Ethnicity and Health

Updated content in: 05/10/2023

The PAHO recognizes the need to ensure a differentiated approach that promotes interculturality in addressing health issues and prioritizes ethnicity as a cross-cutting theme throughout the Organization, essential for health equity and grounded in a human rights-based approach. In 2017, the PAHO Member States unanimously approved the first Ethnicity and Health Policy, which underscores the necessity of an intercultural equity-based approach to enhance health outcomes and move towards universal health coverage.

Maternal and infant mortality

An intercultural approach promotes the equitable interaction among different cultural groups; perceives health as a right, and implies the capacity of health workers to integrate their own knowledge with traditional beliefs and practices not only in relation to disease care, but also with regard to health promotion and death monitoring.





Infectious diseases

Tuberculosis -"Tuberculosis continues to represent a severe public health problem in the Region of the Americas, even more so in the case of indigenous peoples, whose TB incidence is much higher than that of the general population.
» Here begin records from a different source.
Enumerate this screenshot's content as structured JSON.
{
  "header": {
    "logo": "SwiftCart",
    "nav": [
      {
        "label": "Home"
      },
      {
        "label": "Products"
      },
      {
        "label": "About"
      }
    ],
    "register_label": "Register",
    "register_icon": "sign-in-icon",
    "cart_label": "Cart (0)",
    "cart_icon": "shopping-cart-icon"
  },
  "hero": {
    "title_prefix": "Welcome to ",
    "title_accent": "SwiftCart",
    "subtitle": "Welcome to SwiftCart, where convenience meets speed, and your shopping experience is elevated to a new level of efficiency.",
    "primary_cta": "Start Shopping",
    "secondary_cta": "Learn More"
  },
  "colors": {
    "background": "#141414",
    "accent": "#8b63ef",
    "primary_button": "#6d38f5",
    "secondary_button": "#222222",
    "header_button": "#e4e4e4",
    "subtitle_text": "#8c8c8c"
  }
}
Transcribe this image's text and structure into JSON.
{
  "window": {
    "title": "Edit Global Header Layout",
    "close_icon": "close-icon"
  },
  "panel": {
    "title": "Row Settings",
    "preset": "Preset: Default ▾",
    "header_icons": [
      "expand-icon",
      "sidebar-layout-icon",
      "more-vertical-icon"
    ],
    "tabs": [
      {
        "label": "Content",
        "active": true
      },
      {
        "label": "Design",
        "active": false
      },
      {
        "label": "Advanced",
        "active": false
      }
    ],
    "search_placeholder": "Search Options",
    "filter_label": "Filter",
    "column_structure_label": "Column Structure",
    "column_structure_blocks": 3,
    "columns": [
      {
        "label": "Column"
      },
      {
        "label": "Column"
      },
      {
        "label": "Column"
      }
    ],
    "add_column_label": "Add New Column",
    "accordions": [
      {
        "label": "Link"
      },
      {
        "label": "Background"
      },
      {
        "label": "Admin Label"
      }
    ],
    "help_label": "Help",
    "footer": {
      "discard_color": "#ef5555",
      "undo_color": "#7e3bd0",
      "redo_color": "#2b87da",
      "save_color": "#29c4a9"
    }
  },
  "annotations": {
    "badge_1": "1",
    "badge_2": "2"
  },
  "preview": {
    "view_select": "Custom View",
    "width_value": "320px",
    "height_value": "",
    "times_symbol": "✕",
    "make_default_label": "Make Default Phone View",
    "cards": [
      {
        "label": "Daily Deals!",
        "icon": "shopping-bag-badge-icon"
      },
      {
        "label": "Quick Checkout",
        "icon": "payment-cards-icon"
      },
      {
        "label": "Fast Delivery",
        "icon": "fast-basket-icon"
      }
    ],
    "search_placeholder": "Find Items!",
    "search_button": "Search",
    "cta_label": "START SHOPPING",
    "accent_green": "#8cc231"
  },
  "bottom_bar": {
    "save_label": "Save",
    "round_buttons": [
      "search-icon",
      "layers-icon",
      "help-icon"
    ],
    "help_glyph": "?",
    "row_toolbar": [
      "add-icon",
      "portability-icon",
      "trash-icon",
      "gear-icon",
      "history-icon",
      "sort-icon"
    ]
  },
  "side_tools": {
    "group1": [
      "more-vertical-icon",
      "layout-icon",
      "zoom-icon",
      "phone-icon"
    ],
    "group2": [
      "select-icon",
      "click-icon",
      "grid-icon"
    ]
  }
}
To achieve tuberculosis control in these communities, it is necessary to respond to communities’ diverse needs from an intercultural perspective that allows the application of a holistic approach—from a standpoint of equality and mutual respect—and considers the value of their cultural practices."


Malaria - "Countries should reinforce their capacities toward resilient health systems in malaria-endemic areas and strengthen especially health care as a mechanism to deliver malaria services to affected groups such as indigenous peoples, migrants, miners, and hard-to-reach populations." 



VIH/Hepatitis - "HIV, viral hepatitis and sexually transmitted infections share modes of  transmission and common interventions. They are also shaped in similar ways by social and structural determinants of health, such that communities facing poorer socioeconomic conditions, or discrimination, including discrimination experienced by key populations, experience greater vulnerability to infection and worse health outcomes"

Workshop on Biodiversity, Traditional Knowledge & Health Well-being

The value of biodiversity and traditional knowledge extends beyond health. It is intricately linked to biodiversity and natural resource management, as indigenous communities have often developed a deep understanding of their natural surroundings, the medicinal properties of various plants and of components of biodiversity that also support food security, livelihoods, nutrition, biocultural diversity and other dimensions of health and well-being.

Preserving traditional knowledge is essential for the conservation and sustainable use of biodiversity, and to meeting the global commitments made under the Sustainable Development Goals (SDGs), the Kunming Montreal Global Biodiversity Framework (KMGBF), and the Paris Climate Agreement.

Material of the event

Associated links

- United Nations Declaration - Rights of Indigenous Peoples


Acknowledgment to

This page was created in collaboration with DHE EG.

Equity, Gender, Human Rights and Cultural Diversity Unit, Social and Environmental Determinants for Health Equity Department